- **Work to be completed**: Repeat all the data that appears below, keeping it exact.
─── Excerpted records
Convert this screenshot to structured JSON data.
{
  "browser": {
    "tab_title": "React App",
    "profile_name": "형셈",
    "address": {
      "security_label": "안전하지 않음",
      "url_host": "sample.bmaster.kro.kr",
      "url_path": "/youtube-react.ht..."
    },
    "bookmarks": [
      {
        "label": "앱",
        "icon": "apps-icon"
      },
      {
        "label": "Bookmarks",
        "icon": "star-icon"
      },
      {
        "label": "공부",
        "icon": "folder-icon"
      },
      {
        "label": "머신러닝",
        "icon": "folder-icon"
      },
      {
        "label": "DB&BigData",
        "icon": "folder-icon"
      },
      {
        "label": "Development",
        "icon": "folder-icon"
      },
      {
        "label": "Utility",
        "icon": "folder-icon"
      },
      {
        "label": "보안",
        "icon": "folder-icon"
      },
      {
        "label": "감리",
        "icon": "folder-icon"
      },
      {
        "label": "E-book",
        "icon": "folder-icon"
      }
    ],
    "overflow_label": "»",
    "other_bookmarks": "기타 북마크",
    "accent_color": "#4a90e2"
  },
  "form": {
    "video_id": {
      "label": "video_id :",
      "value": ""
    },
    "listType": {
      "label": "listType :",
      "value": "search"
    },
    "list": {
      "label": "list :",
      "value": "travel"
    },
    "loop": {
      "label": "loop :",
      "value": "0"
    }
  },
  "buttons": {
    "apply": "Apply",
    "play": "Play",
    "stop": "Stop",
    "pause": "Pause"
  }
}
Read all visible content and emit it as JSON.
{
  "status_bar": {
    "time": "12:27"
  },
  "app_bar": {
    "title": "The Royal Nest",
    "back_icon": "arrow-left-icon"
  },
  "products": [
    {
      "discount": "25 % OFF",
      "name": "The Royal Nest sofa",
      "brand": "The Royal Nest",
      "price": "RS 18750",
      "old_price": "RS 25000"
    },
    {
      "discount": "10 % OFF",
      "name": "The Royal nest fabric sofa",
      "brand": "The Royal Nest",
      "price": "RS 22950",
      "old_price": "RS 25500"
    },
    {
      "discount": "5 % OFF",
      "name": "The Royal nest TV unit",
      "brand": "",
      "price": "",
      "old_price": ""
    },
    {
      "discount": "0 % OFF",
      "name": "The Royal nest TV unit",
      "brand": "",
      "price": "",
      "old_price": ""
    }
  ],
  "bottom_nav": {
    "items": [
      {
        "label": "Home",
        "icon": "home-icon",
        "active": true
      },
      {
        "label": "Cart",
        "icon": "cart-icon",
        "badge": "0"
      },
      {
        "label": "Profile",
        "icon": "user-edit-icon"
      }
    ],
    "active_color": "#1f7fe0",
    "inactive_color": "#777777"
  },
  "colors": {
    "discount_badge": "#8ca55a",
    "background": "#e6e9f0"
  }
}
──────
- **Answer to the exercise**:
Convert this screenshot to structured JSON data.
{
  "browser": {
    "tab_title": "React App",
    "profile_name": "형셈",
    "address": {
      "security_label": "안전하지 않음",
      "url_host": "sample.bmaster.kro.kr",
      "url_path": "/youtube-react.ht..."
    },
    "bookmarks": [
      {
        "label": "앱",
        "icon": "apps-icon"
      },
      {
        "label": "Bookmarks",
        "icon": "star-icon"
      },
      {
        "label": "공부",
        "icon": "folder-icon"
      },
      {
        "label": "머신러닝",
        "icon": "folder-icon"
      },
      {
        "label": "DB&BigData",
        "icon": "folder-icon"
      },
      {
        "label": "Development",
        "icon": "folder-icon"
      },
      {
        "label": "Utility",
        "icon": "folder-icon"
      },
      {
        "label": "보안",
        "icon": "folder-icon"
      },
      {
        "label": "감리",
        "icon": "folder-icon"
      },
      {
        "label": "E-book",
        "icon": "folder-icon"
      }
    ],
    "overflow_label": "»",
    "other_bookmarks": "기타 북마크",
    "accent_color": "#4a90e2"
  },
  "form": {
    "video_id": {
      "label": "video_id :",
      "value": ""
    },
    "listType": {
      "label": "listType :",
      "value": "search"
    },
    "list": {
      "label": "list :",
      "value": "travel"
    },
    "loop": {
      "label": "loop :",
      "value": "0"
    }
  },
  "buttons": {
    "apply": "Apply",
    "play": "Play",
    "stop": "Stop",
    "pause": "Pause"
  }
}
Read all visible content and emit it as JSON.
{
  "status_bar": {
    "time": "12:27"
  },
  "app_bar": {
    "title": "The Royal Nest",
    "back_icon": "arrow-left-icon"
  },
  "products": [
    {
      "discount": "25 % OFF",
      "name": "The Royal Nest sofa",
      "brand": "The Royal Nest",
      "price": "RS 18750",
      "old_price": "RS 25000"
    },
    {
      "discount": "10 % OFF",
      "name": "The Royal nest fabric sofa",
      "brand": "The Royal Nest",
      "price": "RS 22950",
      "old_price": "RS 25500"
    },
    {
      "discount": "5 % OFF",
      "name": "The Royal nest TV unit",
      "brand": "",
      "price": "",
      "old_price": ""
    },
    {
      "discount": "0 % OFF",
      "name": "The Royal nest TV unit",
      "brand": "",
      "price": "",
      "old_price": ""
    }
  ],
  "bottom_nav": {
    "items": [
      {
        "label": "Home",
        "icon": "home-icon",
        "active": true
      },
      {
        "label": "Cart",
        "icon": "cart-icon",
        "badge": "0"
      },
      {
        "label": "Profile",
        "icon": "user-edit-icon"
      }
    ],
    "active_color": "#1f7fe0",
    "inactive_color": "#777777"
  },
  "colors": {
    "discount_badge": "#8ca55a",
    "background": "#e6e9f0"
  }
}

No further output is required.